Sadly, too, the secular man's rejection of Christ causes not only the art but the artist to be illogically hated and berated, whereas if the same artist had performed or created the same artistic piece without the Christian message they and their art would be hailed and praised. At the very least, where the artistic talent is less than fully developed, they would be defended for their expression and interpretation, which is the one sacred thing in the secular mind.

Even in the mind of the average man who has given little or no thought as to why the various expressions of Christian art are distasteful to him, is the subconscious awareness that everything done by the Christian artist is suspect because they are "trying to get somebody saved." This often unconscious distrust is a reaction of his fallen (and spiritually dead) inner man against the gospel message.

It all boils down to the statement made by Jesus: "The servant is not greater than his master; if they have hated Me, they will also hate you."

The Christian artist understands that everything he does must reflect the Person that is his master. Art, like work, play, relationships, our lives or anything else that we share in common with all of humanity, must shine forth the message of the Gospel and glorify God. This is the reason that comedy, like any other form of art or communication, may be used of God; it is the saving power of Christ, brought by the Word and the Spirit, within the art that is responsible for the life-changing results.
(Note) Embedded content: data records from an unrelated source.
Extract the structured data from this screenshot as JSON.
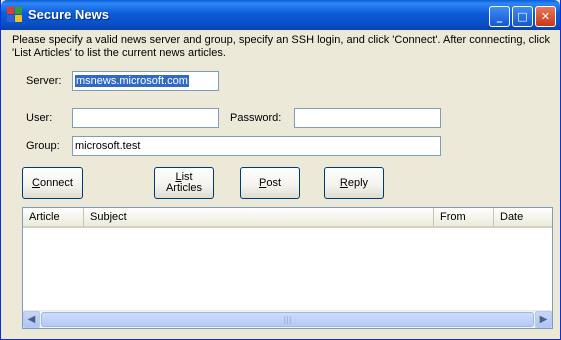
{
  "window": {
    "title": "Secure News",
    "controls": {
      "minimize": "_",
      "maximize": "□",
      "close": "✕"
    }
  },
  "instructions": "Please specify a valid news server and group, specify an SSH login, and click 'Connect'.  After connecting, click 'List Articles' to list the current news articles.",
  "form": {
    "server_label": "Server:",
    "server_value": "msnews.microsoft.com",
    "user_label": "User:",
    "user_value": "",
    "password_label": "Password:",
    "password_value": "",
    "group_label": "Group:",
    "group_value": "microsoft.test"
  },
  "buttons": {
    "connect": {
      "mnemonic": "C",
      "rest": "onnect"
    },
    "list_articles": {
      "line1_mnemonic": "L",
      "line1_rest": "ist",
      "line2": "Articles"
    },
    "post": {
      "mnemonic": "P",
      "rest": "ost"
    },
    "reply": {
      "mnemonic": "R",
      "rest": "eply"
    }
  },
  "articles_list": {
    "columns": [
      "Article",
      "Subject",
      "From",
      "Date"
    ],
    "rows": []
  },
  "scrollbar": {
    "left_arrow": "◀",
    "right_arrow": "▶",
    "grip": "|||"
  },
  "colors": {
    "titlebar": "#0a5fd6",
    "window_bg": "#ece9d8",
    "selection": "#316ac5"
  }
}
So, to those that the Spirit is calling, your message is powerful and effective. To those rejecting this call, it can be distasteful.

Art is a tool, and a talent is a God-given ability to use certain tools, whatever they may be. When a tool is given more emphasis than the job it is created for, the natural order of things has been perverted. Thus, the fundamental philosophical difference between secular and sacred perception of the role of art.

Another perception worth mentioning concerning the role of art is the view of art by the profane artist. The secular artist creates to express self. The sacred artist creates to express faith in God. The profane artist creates to denigrate God, mock Christianity, and destroy faith. The profane artist perceives art as a tool as well, to express his own detestation of the belief in the God of the Scriptures, and in some extreme cases, to glorify God's enemy, Satan. This view mirrors that held by the Christian, except that the message is in stark opposition. Although the message is one of hatred and defilement of the sacred, the view of art is the same as the sacred artist: that art is a powerful tool for expressing the belief one holds. Ironically, although at opposite ends of the pole, both views more accurately grasp the true potential and power of art for affecting the minds and hearts of the viewer than that held by the secular artist.

Click here to read Part Two.